  • An army of volunteers.

    22:54 08 May 2014
    By Roy Henderson



    It’s hard to believe that a year has gone by since I last worked with a group of Yorkshire volunteers but they returned for their annual visit last weekend.  They have been volunteering for the National Trust for many years and spend an annual weekend with me.  It’s always nice to meet up with them again and they always complete a lot of hard work.



    We began the weekend working at Braithwaite with a group of volunteers from the village.  Some time ago I made a site visit with Jamie, the Trust’s archaeologist, and he noted the damage that was being done by trees and vegetation to the remains of an old mill dam.  This is an important part of the history of the village when it had a carding and woollen mill followed by a pencil mill in the 19th century.  The village is actually much older and there has been settlement there at least since the 10th century when the Norsemen arrived.

     


    There had also been consultation with village residents with a decision to retain a mixed age and heights of vegetation as well as diversity of species so that there would be a wide variety of habitats.


    The combination of the two groups of volunteers made a sizeable working party so we set to and made terrific progress towards protecting what remains and indeed in revealing its presence.  We also cleared part of the old mill race.  There must be many people who have walked past or over them without even realising that they are there.
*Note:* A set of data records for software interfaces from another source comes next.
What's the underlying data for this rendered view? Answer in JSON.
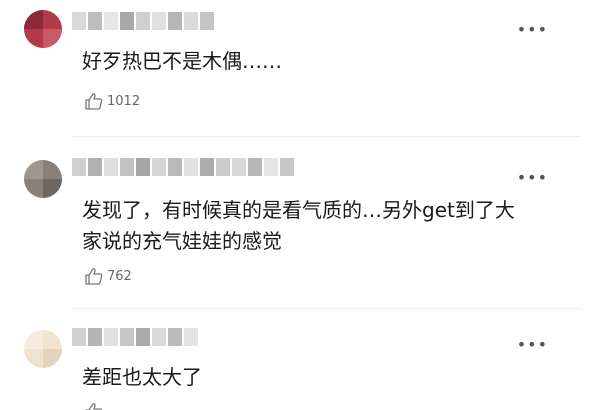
{
  "comments": [
    {
      "text": "好歹热巴不是木偶……",
      "likes": "1012",
      "more_label": "•••"
    },
    {
      "text": "发现了，有时候真的是看气质的…另外get到了大家说的充气娃娃的感觉",
      "likes": "762",
      "more_label": "•••"
    },
    {
      "text": "差距也太大了",
      "more_label": "•••"
    }
  ],
  "icons": {
    "like": "thumbs-up-icon",
    "more": "more-options-icon"
  },
  "colors": {
    "text": "#1a1a1a",
    "meta": "#666666",
    "divider": "#ececec"
  }
}
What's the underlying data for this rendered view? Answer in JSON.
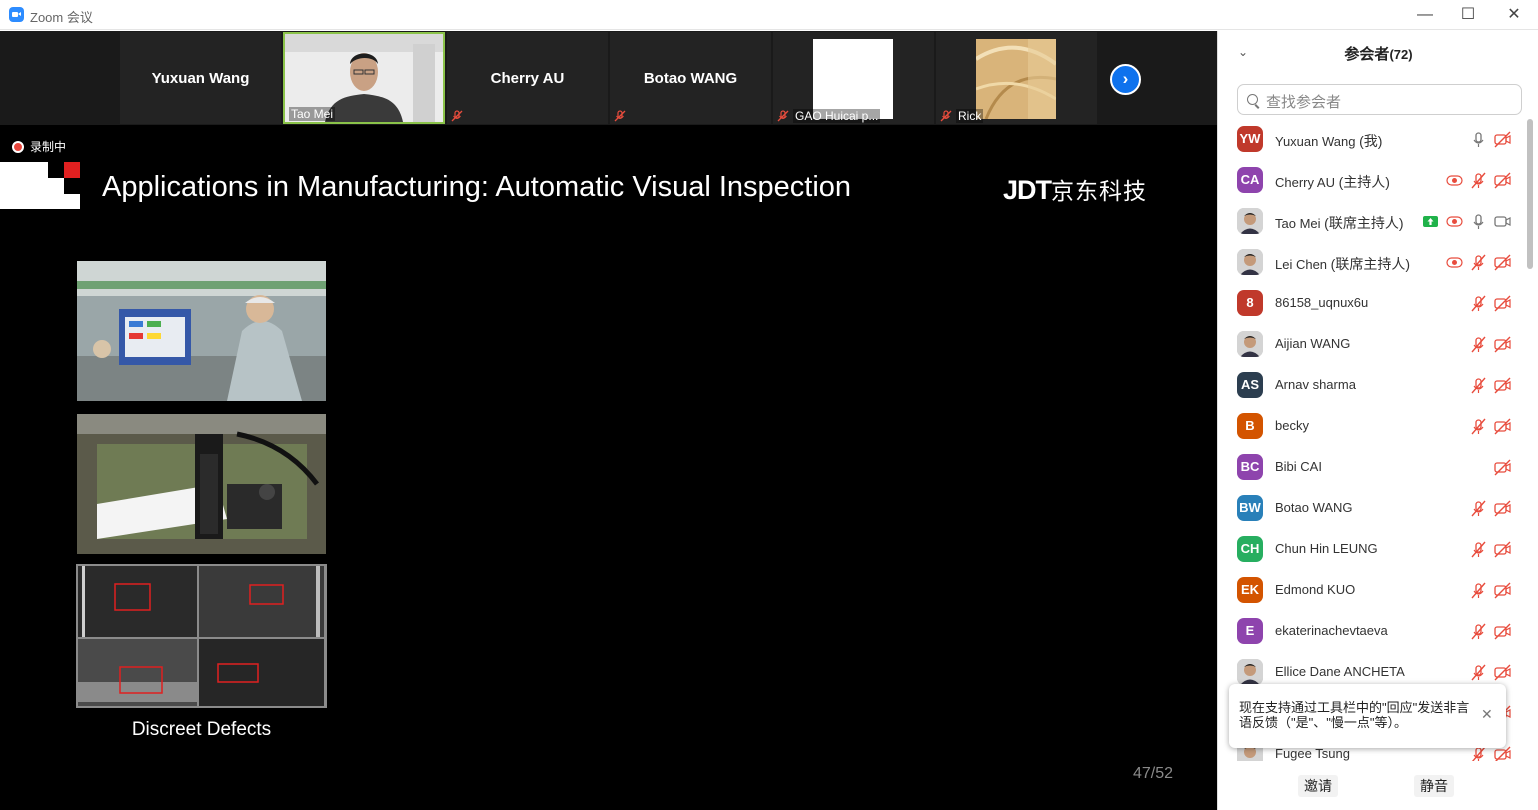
{
  "window": {
    "title": "Zoom 会议",
    "controls": [
      "minimize-icon",
      "maximize-icon",
      "close-icon"
    ]
  },
  "video_strip": {
    "tiles": [
      {
        "name": "Yuxuan Wang",
        "type": "name"
      },
      {
        "name": "Tao Mei",
        "type": "video",
        "highlight": "#8bc34a"
      },
      {
        "name": "Cherry AU",
        "type": "name",
        "muted": true
      },
      {
        "name": "Botao WANG",
        "type": "name",
        "muted": true
      },
      {
        "name": "GAO Huicai p...",
        "type": "image",
        "muted": true
      },
      {
        "name": "Rick",
        "type": "image",
        "muted": true
      }
    ],
    "next_icon": "chevron-right-icon"
  },
  "recording": {
    "label": "录制中",
    "color": "#e8453c"
  },
  "slide": {
    "title": "Applications in Manufacturing: Automatic Visual Inspection",
    "logo_text": "JDT",
    "logo_cn": "京东科技",
    "caption": "Discreet Defects",
    "page_number": "47/52"
  },
  "participants_panel": {
    "title": "参会者",
    "count": "(72)",
    "search_placeholder": "查找参会者",
    "participants": [
      {
        "initials": "YW",
        "name": "Yuxuan Wang",
        "role": "(我)",
        "color": "#c0392b",
        "icons": [
          "microphone-icon",
          "video-off-icon"
        ]
      },
      {
        "initials": "CA",
        "name": "Cherry AU",
        "role": "(主持人)",
        "color": "#8e44ad",
        "icons": [
          "recording-icon",
          "microphone-muted-icon",
          "video-off-icon"
        ]
      },
      {
        "initials": "",
        "name": "Tao Mei",
        "role": "(联席主持人)",
        "color": "#999999",
        "photo": true,
        "icons": [
          "share-screen-icon",
          "recording-icon",
          "microphone-icon",
          "video-icon"
        ]
      },
      {
        "initials": "",
        "name": "Lei Chen",
        "role": "(联席主持人)",
        "color": "#999999",
        "photo": true,
        "icons": [
          "recording-icon",
          "microphone-muted-icon",
          "video-off-icon"
        ]
      },
      {
        "initials": "8",
        "name": "86158_uqnux6u",
        "role": "",
        "color": "#c0392b",
        "icons": [
          "microphone-muted-icon",
          "video-off-icon"
        ]
      },
      {
        "initials": "",
        "name": "Aijian WANG",
        "role": "",
        "color": "#999999",
        "photo": true,
        "icons": [
          "microphone-muted-icon",
          "video-off-icon"
        ]
      },
      {
        "initials": "AS",
        "name": "Arnav sharma",
        "role": "",
        "color": "#2c3e50",
        "icons": [
          "microphone-muted-icon",
          "video-off-icon"
        ]
      },
      {
        "initials": "B",
        "name": "becky",
        "role": "",
        "color": "#d35400",
        "icons": [
          "microphone-muted-icon",
          "video-off-icon"
        ]
      },
      {
        "initials": "BC",
        "name": "Bibi CAI",
        "role": "",
        "color": "#8e44ad",
        "icons": [
          "video-off-icon"
        ]
      },
      {
        "initials": "BW",
        "name": "Botao WANG",
        "role": "",
        "color": "#2980b9",
        "icons": [
          "microphone-muted-icon",
          "video-off-icon"
        ]
      },
      {
        "initials": "CH",
        "name": "Chun Hin LEUNG",
        "role": "",
        "color": "#27ae60",
        "icons": [
          "microphone-muted-icon",
          "video-off-icon"
        ]
      },
      {
        "initials": "EK",
        "name": "Edmond KUO",
        "role": "",
        "color": "#d35400",
        "icons": [
          "microphone-muted-icon",
          "video-off-icon"
        ]
      },
      {
        "initials": "E",
        "name": "ekaterinachevtaeva",
        "role": "",
        "color": "#8e44ad",
        "icons": [
          "microphone-muted-icon",
          "video-off-icon"
        ]
      },
      {
        "initials": "",
        "name": "Ellice Dane ANCHETA",
        "role": "",
        "color": "#999999",
        "photo": true,
        "icons": [
          "microphone-muted-icon",
          "video-off-icon"
        ]
      },
      {
        "initials": "",
        "name": "",
        "role": "",
        "color": "#999999",
        "photo": true,
        "icons": [
          "microphone-muted-icon",
          "video-off-icon"
        ]
      },
      {
        "initials": "",
        "name": "Fugee Tsung",
        "role": "",
        "color": "#999999",
        "photo": true,
        "icons": [
          "microphone-muted-icon",
          "video-off-icon"
        ]
      }
    ],
    "toast": {
      "text": "现在支持通过工具栏中的\"回应\"发送非言语反馈（\"是\"、\"慢一点\"等）。"
    },
    "footer": {
      "invite": "邀请",
      "mute_all": "静音"
    }
  }
}
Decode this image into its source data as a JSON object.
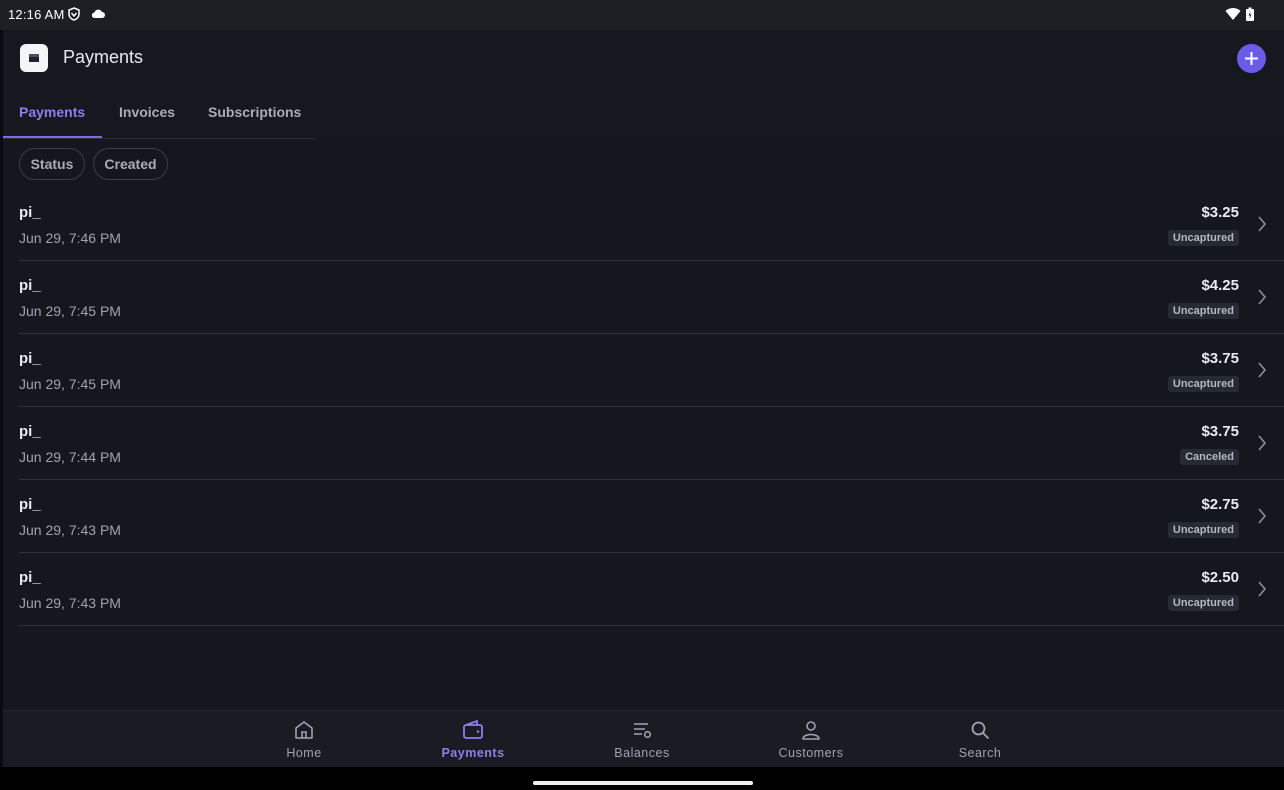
{
  "status_bar": {
    "time": "12:16 AM"
  },
  "app_bar": {
    "title": "Payments"
  },
  "tabs": [
    {
      "label": "Payments",
      "active": true
    },
    {
      "label": "Invoices",
      "active": false
    },
    {
      "label": "Subscriptions",
      "active": false
    }
  ],
  "filters": [
    {
      "label": "Status"
    },
    {
      "label": "Created"
    }
  ],
  "payments": [
    {
      "id": "pi_",
      "date": "Jun 29, 7:46 PM",
      "amount": "$3.25",
      "status": "Uncaptured"
    },
    {
      "id": "pi_",
      "date": "Jun 29, 7:45 PM",
      "amount": "$4.25",
      "status": "Uncaptured"
    },
    {
      "id": "pi_",
      "date": "Jun 29, 7:45 PM",
      "amount": "$3.75",
      "status": "Uncaptured"
    },
    {
      "id": "pi_",
      "date": "Jun 29, 7:44 PM",
      "amount": "$3.75",
      "status": "Canceled"
    },
    {
      "id": "pi_",
      "date": "Jun 29, 7:43 PM",
      "amount": "$2.75",
      "status": "Uncaptured"
    },
    {
      "id": "pi_",
      "date": "Jun 29, 7:43 PM",
      "amount": "$2.50",
      "status": "Uncaptured"
    }
  ],
  "bottom_nav": [
    {
      "label": "Home",
      "icon": "home-icon",
      "active": false
    },
    {
      "label": "Payments",
      "icon": "wallet-icon",
      "active": true
    },
    {
      "label": "Balances",
      "icon": "balances-icon",
      "active": false
    },
    {
      "label": "Customers",
      "icon": "person-icon",
      "active": false
    },
    {
      "label": "Search",
      "icon": "search-icon",
      "active": false
    }
  ],
  "colors": {
    "accent": "#7b6cf0",
    "background": "#15171f",
    "surface": "#1a1c24"
  }
}
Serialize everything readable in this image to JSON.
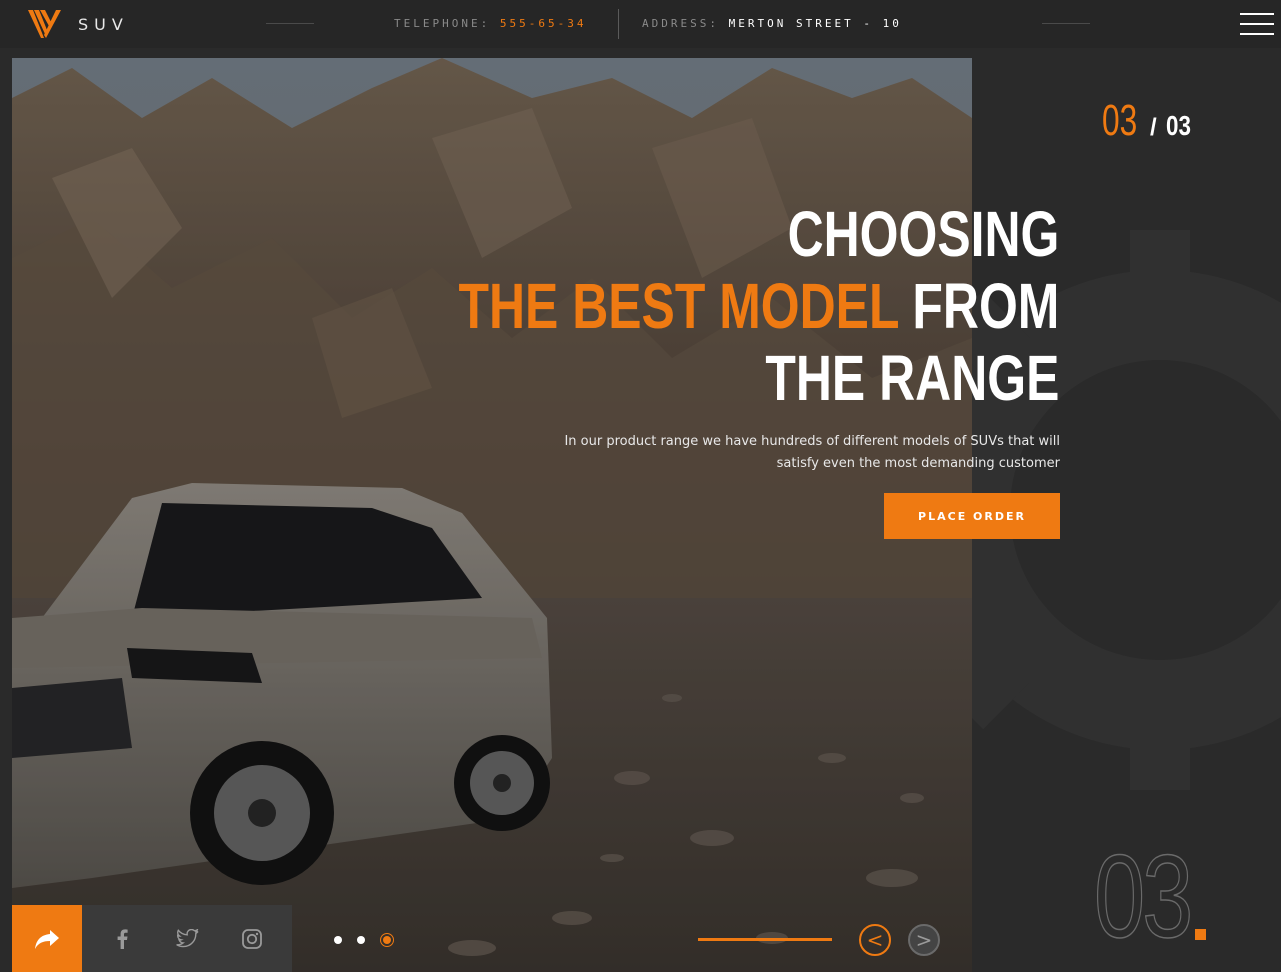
{
  "brand": {
    "name": "SUV",
    "logo_icon": "v-logo-icon"
  },
  "header": {
    "telephone_label": "TELEPHONE:",
    "telephone_value": "555-65-34",
    "address_label": "ADDRESS:",
    "address_value": "MERTON STREET - 10",
    "menu_icon": "hamburger-menu-icon"
  },
  "slider": {
    "current": "03",
    "separator": "/",
    "total": "03",
    "big_number": "03",
    "progress": 1.0,
    "dots": 3,
    "active_dot": 3
  },
  "hero": {
    "line1": "CHOOSING",
    "line2_orange": "THE BEST MODEL",
    "line2_rest": "FROM",
    "line3": "THE RANGE",
    "description": "In our product range we have hundreds of different models of SUVs that will satisfy even the most demanding customer",
    "button_label": "PLACE ORDER"
  },
  "nav": {
    "prev": "<",
    "next": ">"
  },
  "social": [
    "share-icon",
    "facebook-icon",
    "twitter-icon",
    "instagram-icon"
  ],
  "colors": {
    "accent": "#ef7a12",
    "background": "#2a2a2a",
    "header": "#262626"
  }
}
    On Sunday I had just the Yorkshire contingent working with me.  We went up Cat Ghyll next to Great Wood.  In places where the vegetation is predominantly gorse, it had overgrown the footpath.  This is a pitched stone path that we built a good few years ago and the encroaching gorse was beginning to make it difficult to use.  So, we got to work and chopped it back to clear the path.  There’s plenty of gorse left!




    Whilst we were there, we popped up to the top of Falcon Crag to enjoy the view when we had our lunch. 


    It was a very good day with all the volunteers doing their usual fantastic work.  I could not possibly do that much work in a weekend.  It can’t be said too often that the Trust’s thousands of volunteers are at the heart of everything that we do. A big ‘Thank you’ to every one of them.


    Hi, Daisy here.


    I’ve met more friends. It’s great.  Loads of people came.  We worked in the ditches and the mud and played.  It was great.  And the next day we went up a big mountain and that was great.


News from Roy Henderson

Photo of Roy Henderson

I’m the National Trust ranger for Borrowdale and Newlands in the North Lakes, UK. I volunteered for the Trust when I came on the Duke of Edinburgh award scheme aged 13. I started by building a new fence on Friars Crag to tackle an erosion problem and making paths more accessible for people with limited mobility. I enjoyed it so much that I continued to volunteer until I left school and was lucky enough to get a job with the National Trust. After working for the Trust for 29 years, I still love the job.

Blog:
http://northlakes.blogspot.co.uk/